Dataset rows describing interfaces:
══════════════════════════════

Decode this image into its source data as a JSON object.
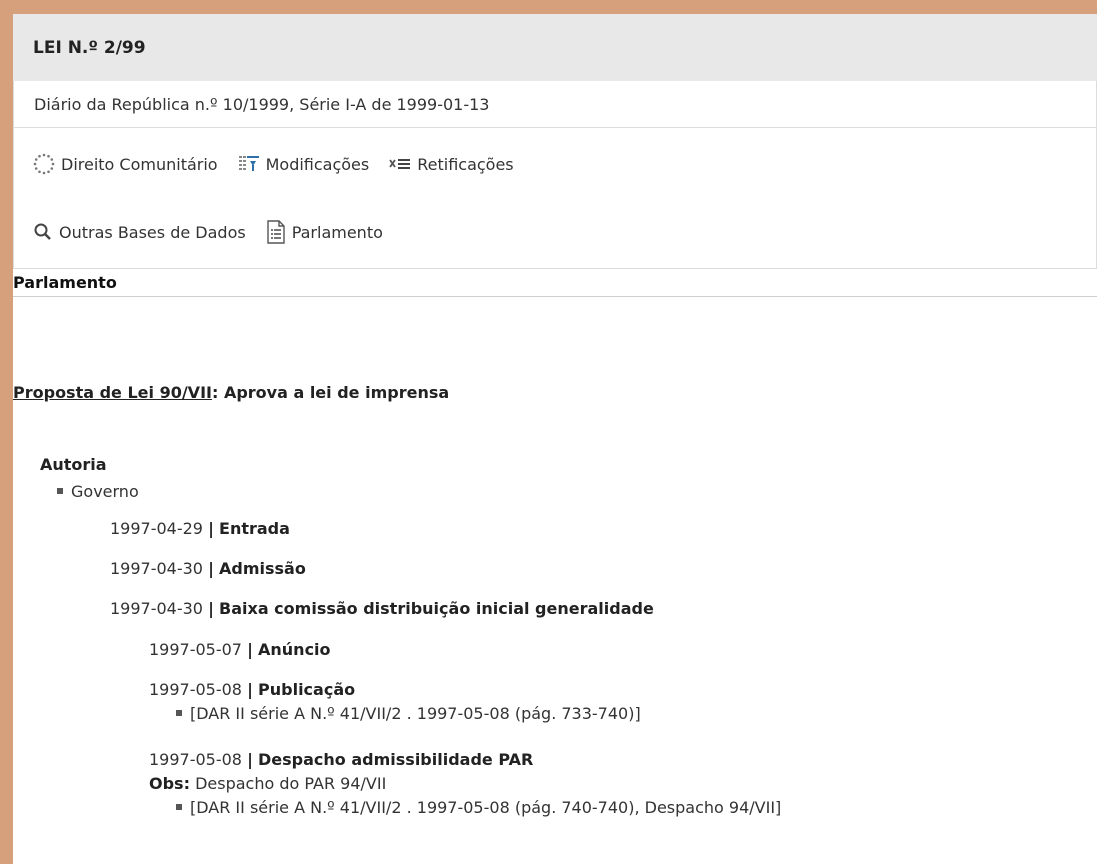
{
  "header": {
    "title": "LEI N.º 2/99"
  },
  "subinfo": {
    "text": "Diário da República n.º 10/1999, Série I-A de 1999-01-13"
  },
  "toolbar": {
    "direito": "Direito Comunitário",
    "modificacoes": "Modificações",
    "retificacoes": "Retificações",
    "outras": "Outras Bases de Dados",
    "parlamento": "Parlamento"
  },
  "section": {
    "title": "Parlamento"
  },
  "proposta": {
    "link": "Proposta de Lei 90/VII",
    "rest": ": Aprova a lei de imprensa"
  },
  "autoria": {
    "label": "Autoria",
    "item": "Governo"
  },
  "events": [
    {
      "date": "1997-04-29",
      "label": "Entrada"
    },
    {
      "date": "1997-04-30",
      "label": "Admissão"
    },
    {
      "date": "1997-04-30",
      "label": "Baixa comissão distribuição inicial generalidade"
    },
    {
      "date": "1997-05-07",
      "label": "Anúncio"
    },
    {
      "date": "1997-05-08",
      "label": "Publicação",
      "ref": "[DAR II série A N.º 41/VII/2 . 1997-05-08 (pág. 733-740)]"
    },
    {
      "date": "1997-05-08",
      "label": "Despacho admissibilidade PAR",
      "obs_label": "Obs:",
      "obs": "Despacho do PAR 94/VII",
      "ref": "[DAR II série A N.º 41/VII/2 . 1997-05-08 (pág. 740-740), Despacho 94/VII]"
    }
  ],
  "separator": "|"
}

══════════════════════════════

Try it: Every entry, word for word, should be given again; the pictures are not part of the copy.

Expected answer:
Decode this image into its source data as a JSON object.
{
  "header": {
    "title": "LEI N.º 2/99"
  },
  "subinfo": {
    "text": "Diário da República n.º 10/1999, Série I-A de 1999-01-13"
  },
  "toolbar": {
    "direito": "Direito Comunitário",
    "modificacoes": "Modificações",
    "retificacoes": "Retificações",
    "outras": "Outras Bases de Dados",
    "parlamento": "Parlamento"
  },
  "section": {
    "title": "Parlamento"
  },
  "proposta": {
    "link": "Proposta de Lei 90/VII",
    "rest": ": Aprova a lei de imprensa"
  },
  "autoria": {
    "label": "Autoria",
    "item": "Governo"
  },
  "events": [
    {
      "date": "1997-04-29",
      "label": "Entrada"
    },
    {
      "date": "1997-04-30",
      "label": "Admissão"
    },
    {
      "date": "1997-04-30",
      "label": "Baixa comissão distribuição inicial generalidade"
    },
    {
      "date": "1997-05-07",
      "label": "Anúncio"
    },
    {
      "date": "1997-05-08",
      "label": "Publicação",
      "ref": "[DAR II série A N.º 41/VII/2 . 1997-05-08 (pág. 733-740)]"
    },
    {
      "date": "1997-05-08",
      "label": "Despacho admissibilidade PAR",
      "obs_label": "Obs:",
      "obs": "Despacho do PAR 94/VII",
      "ref": "[DAR II série A N.º 41/VII/2 . 1997-05-08 (pág. 740-740), Despacho 94/VII]"
    }
  ],
  "separator": "|"
}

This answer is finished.